If the topic of feminism puts you off in any way, then seeing Millicent Sarre’s Friendly Feminism for the Mild Mannered will change that. It’s exactly what it says it is – perfectly amiable, vitriol-free feminism, packaged up in a cabaret of catchy pop tunes and tasteful lyrics.
Calling herself a “non-badass feminist”, singer and songwriter Sarre, and her all-female band take you through ten short and snappy songs which Sarre composed herself, based on her own experiences and personal reflections. Together with witty, humorous dialogue, and a vocal range to rival songbirds, she simultaneously tackles misogyny, mansplaining, and more. For some people, it’s an exposition of modern intersectional feminism. For others, it’s a display of camaraderie and reassurance.
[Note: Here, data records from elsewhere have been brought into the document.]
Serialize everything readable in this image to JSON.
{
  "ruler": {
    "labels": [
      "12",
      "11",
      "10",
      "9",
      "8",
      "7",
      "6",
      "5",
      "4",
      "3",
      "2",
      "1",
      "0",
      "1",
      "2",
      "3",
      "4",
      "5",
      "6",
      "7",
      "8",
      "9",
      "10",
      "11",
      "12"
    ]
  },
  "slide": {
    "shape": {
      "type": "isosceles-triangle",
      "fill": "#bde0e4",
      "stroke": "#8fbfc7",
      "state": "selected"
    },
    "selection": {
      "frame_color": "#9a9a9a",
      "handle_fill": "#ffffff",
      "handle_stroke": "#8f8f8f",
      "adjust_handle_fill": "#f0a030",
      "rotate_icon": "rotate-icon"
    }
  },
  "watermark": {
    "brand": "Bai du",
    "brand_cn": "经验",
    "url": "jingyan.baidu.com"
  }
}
Sarre has an exceptional talent for songwriting and storytelling. The lyrics are clever and geniously-scripted to rhythmic verse that fits the style of music perfectly. Her first (and hopefully not her last) “white-girl rap” number, ‘The ABC of Feminism’ is an impressive showcase of this talent. It’s a series of intelligent prose that becomes increasingly biting, but never polemic – something which Sarre has a knack for, exemplified in all her songs. The rap number is made only more perfect to the beatbox of Jemma Allen, Sarre’s backup vocalist and entertaining right hand woman.
Sarre’s positivity and non-confrontational character is reflected in her style of music. Her ditties are typically lighthearted, melodious, and cute, even. With her honeyed voice, they could easily be mistaken as regular pop songs you could have children singing along to.
And why wouldn’t you? Though they are by no means regular, most of her songs are wonderfully illuminating, whilst perfectly palatable for a range of audiences. Such songs include her own take on one particular popular and quippy British animation about consent. ‘The Tea Song’, which goes one step further in endorsing enthusiastic consent, is so ridiculously catchy, it’s guaranteed to make you (and the kids) hum and smile days later, particularly when making or drinking tea.
From cheery alto to soaring soprano, Sarre’s voice transforms to soft, bluesy tones for a repertoire of ballads remarking heavier topics. Her songs ‘It’s Okay to Cry’, and ‘Welcome to the Female Experience’, address toxic masculinity, domestic violence, and rape culture. I saw a man in the second row nod in agreement as Sarre invited us to think about how we talk to men, and how toxic masculinity’s domino effect “hurts more than men”. Her lyrics become more serious and earnest, but by no means moralistic.
‘Me Too’ is her own contribution to the popular feminist movement that happened during a period in her life where she too, was forced to deal with her own sexual assault. Raw and brave, the song also addresses the issue of underlying male superiority and skewed ideas of women as possessions that we as a society still grapple with.
Perhaps the most illuminating part of all is Sarre’s demonstration of prudent awareness of her own privilege, and in doing so, she helps the audience understand what intersectional feminism means. As a caucasian female she throws open to the audience the question of the incessant threat of violence against people who belong to more than one vulnerable group. Through her song ‘Ally’, she doubles down on her commitment to be a friend to them.
Together with her talented team featuring Jemma Allen (back up vocals), Danni Sikanen (bass), Kyrie Anderson (drums), and Maddy Gibbons (sound and lighting), Millicent Sarre’s sincerity, music, and lyrics may very well be the force of change we need to shake things up about how we see feminism.
Friendly Feminism for the Mild Mannered is an exceptionally perceptive yet entertaining feminist cabaret that doesn’t push, demean or scare. You’ll leave the show feeling like you’ve just been given some good advice and a fresh perspective from a friend and ally.
Don’t delay in seeing Friendly Feminism for the Mild Mannered, performing at The Bally, Gluttony for Adelaide Fringe until 1 March 2020.
Reviewed performance: Saturday 22 February